[WORK REQUIRED]:
Within the entries below, count the lines that hold the string "waist" and give only that number.

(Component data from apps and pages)
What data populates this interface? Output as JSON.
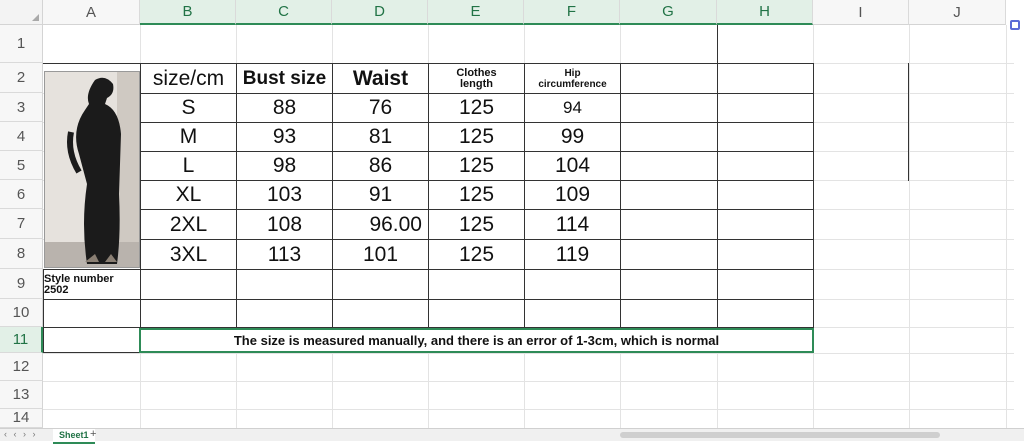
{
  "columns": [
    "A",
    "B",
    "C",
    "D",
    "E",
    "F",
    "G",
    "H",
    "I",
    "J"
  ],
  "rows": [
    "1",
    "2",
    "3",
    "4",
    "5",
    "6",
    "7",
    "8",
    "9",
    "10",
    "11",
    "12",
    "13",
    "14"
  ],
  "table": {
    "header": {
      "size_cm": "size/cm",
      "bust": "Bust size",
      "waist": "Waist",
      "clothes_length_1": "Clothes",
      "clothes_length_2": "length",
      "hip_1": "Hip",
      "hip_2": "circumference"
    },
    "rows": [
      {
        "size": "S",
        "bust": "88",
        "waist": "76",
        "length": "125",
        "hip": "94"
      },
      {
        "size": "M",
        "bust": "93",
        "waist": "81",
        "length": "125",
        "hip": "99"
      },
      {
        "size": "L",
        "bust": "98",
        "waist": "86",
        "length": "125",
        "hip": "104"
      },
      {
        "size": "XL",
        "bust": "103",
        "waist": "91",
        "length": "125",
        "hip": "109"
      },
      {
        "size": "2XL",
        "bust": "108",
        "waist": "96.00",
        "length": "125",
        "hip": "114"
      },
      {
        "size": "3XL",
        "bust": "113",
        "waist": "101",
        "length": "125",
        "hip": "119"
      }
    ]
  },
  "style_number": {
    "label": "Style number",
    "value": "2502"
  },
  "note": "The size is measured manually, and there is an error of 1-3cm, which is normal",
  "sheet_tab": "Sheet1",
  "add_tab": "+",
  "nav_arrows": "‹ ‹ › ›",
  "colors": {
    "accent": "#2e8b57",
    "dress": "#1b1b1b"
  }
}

[TASK SOLUTION]:
7